Now that the awesome Brizzly web app has integrated my revision of their 16-pixel icon, I’d be lying if I said I didn’t feel a responsibility to its continued iconographic success.
Sometime last week, the folks at Thing Labs debuted a nifty new navigation paradigm with the addition of service-specific tabs. My pal Calvin Ross Carl hepped me to their inclusion, and we both noticed two oddities in their implementation.
The Twitter and Facebook icons are being sized down to fit the height of the tab, resulting in some degradation of quality as the browser struggles to choose the right pixels to maintain or omit. Secondly, if Helvetica Neue is not installed, a CSS bug may cause a serif font family to display instead of a sans-serif.
Since my Ice Cream Social Icon Pack seemed visually harmonious with the revised bear, I decided to remedy both of these problems via a quick user script. The result is much more consistent with the rest of the Brizzly header:
Firefox users must install the Greasemonkey extension
to use the script, Chrome users can install it like any other extension. It has been tested in Firefox 3.6, Chrome 5 and Opera 10.5 on a Windows 7 PC.
Install Better Brizzly Social Icons 1.1
1.1 Update: Fixed to work with the Picnic update, though no Picnic icon has been created… yet!
Brizzly is my favorite web-based Twitter application.
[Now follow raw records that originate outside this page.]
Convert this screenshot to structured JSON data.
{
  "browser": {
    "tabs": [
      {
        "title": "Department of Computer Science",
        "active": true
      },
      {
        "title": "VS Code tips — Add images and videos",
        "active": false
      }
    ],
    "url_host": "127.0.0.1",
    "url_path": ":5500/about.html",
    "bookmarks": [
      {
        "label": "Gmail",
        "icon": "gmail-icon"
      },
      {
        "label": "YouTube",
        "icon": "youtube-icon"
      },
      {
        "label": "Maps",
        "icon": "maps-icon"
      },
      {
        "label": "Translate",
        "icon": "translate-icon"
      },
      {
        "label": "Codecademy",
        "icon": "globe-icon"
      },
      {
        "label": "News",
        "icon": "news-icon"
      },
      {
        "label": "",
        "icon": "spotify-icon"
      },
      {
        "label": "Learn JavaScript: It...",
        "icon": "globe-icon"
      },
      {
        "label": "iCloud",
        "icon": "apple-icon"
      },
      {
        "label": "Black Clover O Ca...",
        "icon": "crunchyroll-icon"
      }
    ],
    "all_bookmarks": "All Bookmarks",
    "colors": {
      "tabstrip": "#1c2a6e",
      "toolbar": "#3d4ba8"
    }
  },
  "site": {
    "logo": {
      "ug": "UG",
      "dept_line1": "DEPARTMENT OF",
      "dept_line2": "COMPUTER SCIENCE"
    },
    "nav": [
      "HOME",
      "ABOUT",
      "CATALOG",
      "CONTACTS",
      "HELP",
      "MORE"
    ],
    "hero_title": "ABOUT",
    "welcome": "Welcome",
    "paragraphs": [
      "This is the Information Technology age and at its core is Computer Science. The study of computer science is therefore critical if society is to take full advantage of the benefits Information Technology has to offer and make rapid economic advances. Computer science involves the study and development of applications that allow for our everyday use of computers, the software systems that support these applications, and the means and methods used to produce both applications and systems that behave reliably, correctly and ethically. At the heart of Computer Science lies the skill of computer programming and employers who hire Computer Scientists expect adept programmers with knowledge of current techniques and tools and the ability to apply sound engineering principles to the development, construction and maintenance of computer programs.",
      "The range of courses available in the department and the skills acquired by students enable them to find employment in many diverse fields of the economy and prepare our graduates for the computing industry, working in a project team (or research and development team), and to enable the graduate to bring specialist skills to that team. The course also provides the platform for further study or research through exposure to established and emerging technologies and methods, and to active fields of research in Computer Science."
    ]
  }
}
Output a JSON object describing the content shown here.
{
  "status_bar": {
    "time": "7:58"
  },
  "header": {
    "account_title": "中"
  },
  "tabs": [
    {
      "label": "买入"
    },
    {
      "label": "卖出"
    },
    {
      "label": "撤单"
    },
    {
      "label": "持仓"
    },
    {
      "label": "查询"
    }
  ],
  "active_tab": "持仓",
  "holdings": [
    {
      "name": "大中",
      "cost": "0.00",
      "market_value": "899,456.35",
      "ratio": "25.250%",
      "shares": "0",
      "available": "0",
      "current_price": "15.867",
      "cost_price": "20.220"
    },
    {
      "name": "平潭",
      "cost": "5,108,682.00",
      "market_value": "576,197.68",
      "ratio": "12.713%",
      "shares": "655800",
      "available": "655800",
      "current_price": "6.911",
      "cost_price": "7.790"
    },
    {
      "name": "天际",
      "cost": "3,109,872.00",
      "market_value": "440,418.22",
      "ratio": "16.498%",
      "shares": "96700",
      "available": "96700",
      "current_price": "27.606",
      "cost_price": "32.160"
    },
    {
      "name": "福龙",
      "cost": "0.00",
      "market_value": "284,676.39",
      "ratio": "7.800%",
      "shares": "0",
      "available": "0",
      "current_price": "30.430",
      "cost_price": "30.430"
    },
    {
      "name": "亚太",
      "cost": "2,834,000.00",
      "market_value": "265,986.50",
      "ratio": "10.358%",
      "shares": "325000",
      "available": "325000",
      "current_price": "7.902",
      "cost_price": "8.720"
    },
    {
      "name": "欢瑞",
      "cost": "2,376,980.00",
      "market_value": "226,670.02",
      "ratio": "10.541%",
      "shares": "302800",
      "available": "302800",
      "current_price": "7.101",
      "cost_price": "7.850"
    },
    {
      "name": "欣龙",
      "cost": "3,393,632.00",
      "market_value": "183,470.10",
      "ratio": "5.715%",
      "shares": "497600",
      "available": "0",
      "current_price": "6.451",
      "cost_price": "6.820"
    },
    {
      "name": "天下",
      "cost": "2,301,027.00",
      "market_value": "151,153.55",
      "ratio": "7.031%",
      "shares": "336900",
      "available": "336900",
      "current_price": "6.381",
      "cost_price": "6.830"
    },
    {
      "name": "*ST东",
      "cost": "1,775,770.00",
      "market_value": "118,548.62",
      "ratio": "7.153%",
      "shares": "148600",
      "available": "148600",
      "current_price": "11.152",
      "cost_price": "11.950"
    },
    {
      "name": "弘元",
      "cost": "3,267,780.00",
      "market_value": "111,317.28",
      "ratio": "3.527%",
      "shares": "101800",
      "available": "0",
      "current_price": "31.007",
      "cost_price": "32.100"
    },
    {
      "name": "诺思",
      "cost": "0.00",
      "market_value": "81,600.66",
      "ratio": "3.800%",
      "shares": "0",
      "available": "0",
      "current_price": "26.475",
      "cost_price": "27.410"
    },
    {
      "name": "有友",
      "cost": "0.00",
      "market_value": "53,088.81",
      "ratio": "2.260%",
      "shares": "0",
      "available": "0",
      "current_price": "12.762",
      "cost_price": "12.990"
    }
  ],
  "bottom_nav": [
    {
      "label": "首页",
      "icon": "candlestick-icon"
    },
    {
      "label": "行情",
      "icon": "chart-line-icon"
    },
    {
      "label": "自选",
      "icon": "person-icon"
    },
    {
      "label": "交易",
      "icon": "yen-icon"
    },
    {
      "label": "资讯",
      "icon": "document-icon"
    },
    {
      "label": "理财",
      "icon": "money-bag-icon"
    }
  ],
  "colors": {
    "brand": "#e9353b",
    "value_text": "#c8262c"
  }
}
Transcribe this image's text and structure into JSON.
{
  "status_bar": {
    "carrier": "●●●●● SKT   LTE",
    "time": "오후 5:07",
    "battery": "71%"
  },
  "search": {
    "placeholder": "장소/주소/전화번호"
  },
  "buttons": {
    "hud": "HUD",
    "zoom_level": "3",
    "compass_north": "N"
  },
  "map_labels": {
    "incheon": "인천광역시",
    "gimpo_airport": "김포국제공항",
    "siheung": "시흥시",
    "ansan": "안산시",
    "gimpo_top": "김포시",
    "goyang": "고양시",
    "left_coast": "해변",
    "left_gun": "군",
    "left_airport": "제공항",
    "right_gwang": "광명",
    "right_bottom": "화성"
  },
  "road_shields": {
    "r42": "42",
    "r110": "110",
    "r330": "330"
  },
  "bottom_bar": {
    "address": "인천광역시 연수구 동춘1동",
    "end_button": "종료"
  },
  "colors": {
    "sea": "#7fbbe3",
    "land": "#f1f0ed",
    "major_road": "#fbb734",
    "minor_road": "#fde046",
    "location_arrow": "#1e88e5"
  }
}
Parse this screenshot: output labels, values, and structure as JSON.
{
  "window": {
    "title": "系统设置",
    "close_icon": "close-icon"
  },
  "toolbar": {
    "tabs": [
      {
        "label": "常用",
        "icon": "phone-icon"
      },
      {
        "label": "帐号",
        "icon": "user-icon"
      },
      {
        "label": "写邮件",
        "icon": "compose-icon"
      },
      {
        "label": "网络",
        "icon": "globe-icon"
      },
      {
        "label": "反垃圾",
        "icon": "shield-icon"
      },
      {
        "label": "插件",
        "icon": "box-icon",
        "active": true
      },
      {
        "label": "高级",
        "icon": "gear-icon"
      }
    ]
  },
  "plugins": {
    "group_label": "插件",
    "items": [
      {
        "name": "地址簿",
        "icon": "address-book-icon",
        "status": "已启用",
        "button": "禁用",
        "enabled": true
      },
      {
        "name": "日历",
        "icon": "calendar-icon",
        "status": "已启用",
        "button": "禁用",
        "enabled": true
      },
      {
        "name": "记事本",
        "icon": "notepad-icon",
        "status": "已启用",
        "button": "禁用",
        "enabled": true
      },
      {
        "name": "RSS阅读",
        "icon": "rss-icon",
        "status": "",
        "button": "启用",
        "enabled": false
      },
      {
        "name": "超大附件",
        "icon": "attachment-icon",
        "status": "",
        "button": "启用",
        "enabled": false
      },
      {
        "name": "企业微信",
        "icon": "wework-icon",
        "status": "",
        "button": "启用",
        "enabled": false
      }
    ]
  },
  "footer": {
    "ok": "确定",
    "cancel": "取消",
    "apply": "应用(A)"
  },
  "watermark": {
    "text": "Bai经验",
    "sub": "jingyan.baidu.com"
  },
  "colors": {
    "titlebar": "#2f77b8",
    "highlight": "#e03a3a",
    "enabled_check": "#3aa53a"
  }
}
Regular readers of this blog may remember my redesign of the service’s favicon for Peter Wooley’s Brizzly Favicon Alerts script for Greasemonkey.
Shortly after the script’s debut, I was contacted by the folks at Thing Labs (they make Brizzly) to talk about integrating my icon into the app.
A few months later, a new Brizzly interface debuted. Hidden in plain sight among the numerous UI and feature improvements, my 16 square pixels of glory perched unassumingly at the top of the page.
This is why I love the Internet. If you release a compelling product, you’ll inspire users to contribute ideas, feedback, or even design assets. Keep your ear to the ground, and you’ll swiftly reap the rewards.
I love the Internet as a collaboration tool. Earlier today I nabbed an invitation to Brizzly, a promising young Twitter and Facebook client with a clean, intuitive interface and a modest set of neat features. I dug the simplicity of the interface, with one exception; the favicon’s abrasive, jagged edges.
I invited my frequent co-conspirator Peter Wooley to the service. After a few messages between us, we went to work designing and implementing an alternate icon treatment with a special notification state to let you know when new messages are available, collaborating via Dropbox.
In short order, we completed the latest addition to the favicon alerts family of user scripts, Brizzly Favicon Alerts!
Used in combination with the Faviconize Tab extension, you can easily keeps tabs on new messages in Brizzly with less screen real estate than usual.
This feature is hard to enjoy if you aren’t a Brizzly user just yet. While invites aren’t as scarce as Google Wave, I’d be happy to provide one to the first five readers who comment on this post and sound off on how much you like (or dislike) the visual refresh.
Install Brizzly Favicon Alerts 1.0
This week’s web site redesign came with a set of custom-tailored social networking icons for easy sharing of articles and portfolio items. Inspired by Rogie King’s excellent social media network icon pack, I wondered if I, too, should unleash these little sixteen-pixel lovelies into the web design wilderness. With encouragement from Peter Wooley, Jim Gray and Vin Thomas, I’m doing just that!
The Ice Cream Social Icon Pack is a set of twenty 16 square pixel PNGs representing your favorite social networks, including Delicious, Digg, Facebook, Flickr, Google, Lala, Last.fm, LinkedIn, MySpace, NewsVine, Reddit, Stumble Upon, Technorati, Twitter, Vimeo, Virb and YouTube. Generic icons for feeds and email are also included.
Update: Ice Cream Social Icon Pack 1.1 is now available with even more icons.
In a matter not entirely unlike Isaac Newton’s obsession fascination with alchemy, I find it difficult to stop making mashups. I’m fascinated by the wealth of publicly-accessible information we have at our fingertips, and my gut tells me greater understanding may be earned should I discover the right combination. Like my Twitter/Flickr mashup Portwiture before it, this latest experiment was born out of both this desire and a healthy sense of play.
TweetPlus uses the Twitter and Google AJAX Feed APIs to find where your friends are blogging. Simply enter your (or any user’s) Twitter username and TweetPlus will find their friends, ask Google where they blog and show you the results. If you enjoy what your friends are saying in your Twitter feed, you may just discover a wealth of wonderful content that exists beyond the limits of 140 characters.
I’m certainly not oblivious to the potential criticisms of this application; one might call it a “Twitter inflater.” But unlike Portwiture, it is not without obvious utility; I’m happy to have found at least a dozen new blogs I continue to enjoy thanks to the service.
Take a look yourself, and be sure to let me know what you think in the comments. You may just find your new favorite blog!